To do:
Look through the entries below, please, and copy every line with the word "SERVICE".

<<<<

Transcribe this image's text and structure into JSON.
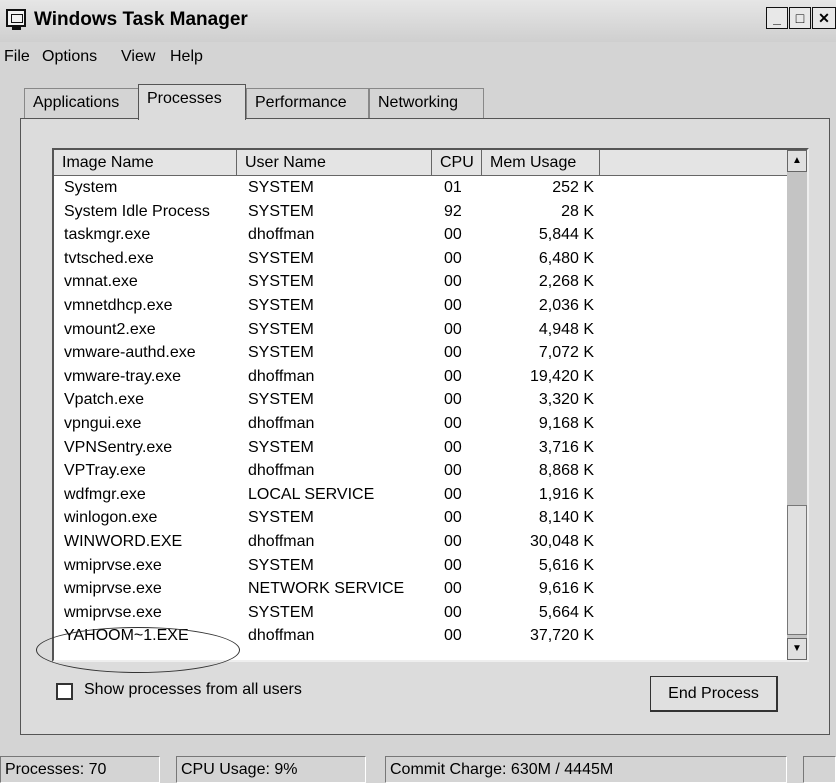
{
  "window": {
    "title": "Windows Task Manager",
    "buttons": {
      "minimize": "_",
      "maximize": "□",
      "close": "✕"
    }
  },
  "menu": [
    "File",
    "Options",
    "View",
    "Help"
  ],
  "tabs": [
    {
      "label": "Applications",
      "active": false
    },
    {
      "label": "Processes",
      "active": true
    },
    {
      "label": "Performance",
      "active": false
    },
    {
      "label": "Networking",
      "active": false
    }
  ],
  "columns": [
    "Image Name",
    "User Name",
    "CPU",
    "Mem Usage"
  ],
  "processes": [
    {
      "name": "System",
      "user": "SYSTEM",
      "cpu": "01",
      "mem": "252 K"
    },
    {
      "name": "System Idle Process",
      "user": "SYSTEM",
      "cpu": "92",
      "mem": "28 K"
    },
    {
      "name": "taskmgr.exe",
      "user": "dhoffman",
      "cpu": "00",
      "mem": "5,844 K"
    },
    {
      "name": "tvtsched.exe",
      "user": "SYSTEM",
      "cpu": "00",
      "mem": "6,480 K"
    },
    {
      "name": "vmnat.exe",
      "user": "SYSTEM",
      "cpu": "00",
      "mem": "2,268 K"
    },
    {
      "name": "vmnetdhcp.exe",
      "user": "SYSTEM",
      "cpu": "00",
      "mem": "2,036 K"
    },
    {
      "name": "vmount2.exe",
      "user": "SYSTEM",
      "cpu": "00",
      "mem": "4,948 K"
    },
    {
      "name": "vmware-authd.exe",
      "user": "SYSTEM",
      "cpu": "00",
      "mem": "7,072 K"
    },
    {
      "name": "vmware-tray.exe",
      "user": "dhoffman",
      "cpu": "00",
      "mem": "19,420 K"
    },
    {
      "name": "Vpatch.exe",
      "user": "SYSTEM",
      "cpu": "00",
      "mem": "3,320 K"
    },
    {
      "name": "vpngui.exe",
      "user": "dhoffman",
      "cpu": "00",
      "mem": "9,168 K"
    },
    {
      "name": "VPNSentry.exe",
      "user": "SYSTEM",
      "cpu": "00",
      "mem": "3,716 K"
    },
    {
      "name": "VPTray.exe",
      "user": "dhoffman",
      "cpu": "00",
      "mem": "8,868 K"
    },
    {
      "name": "wdfmgr.exe",
      "user": "LOCAL SERVICE",
      "cpu": "00",
      "mem": "1,916 K"
    },
    {
      "name": "winlogon.exe",
      "user": "SYSTEM",
      "cpu": "00",
      "mem": "8,140 K"
    },
    {
      "name": "WINWORD.EXE",
      "user": "dhoffman",
      "cpu": "00",
      "mem": "30,048 K"
    },
    {
      "name": "wmiprvse.exe",
      "user": "SYSTEM",
      "cpu": "00",
      "mem": "5,616 K"
    },
    {
      "name": "wmiprvse.exe",
      "user": "NETWORK SERVICE",
      "cpu": "00",
      "mem": "9,616 K"
    },
    {
      "name": "wmiprvse.exe",
      "user": "SYSTEM",
      "cpu": "00",
      "mem": "5,664 K"
    },
    {
      "name": "YAHOOM~1.EXE",
      "user": "dhoffman",
      "cpu": "00",
      "mem": "37,720 K"
    }
  ],
  "scrollbar": {
    "up_icon": "▲",
    "down_icon": "▼"
  },
  "show_all_users_label": "Show processes from all users",
  "show_all_users_checked": false,
  "end_process_label": "End Process",
  "status": {
    "processes": "Processes: 70",
    "cpu": "CPU Usage: 9%",
    "commit": "Commit Charge: 630M / 4445M"
  }
}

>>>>

Solution for this problem:
      "user": "LOCAL SERVICE",
      "user": "NETWORK SERVICE",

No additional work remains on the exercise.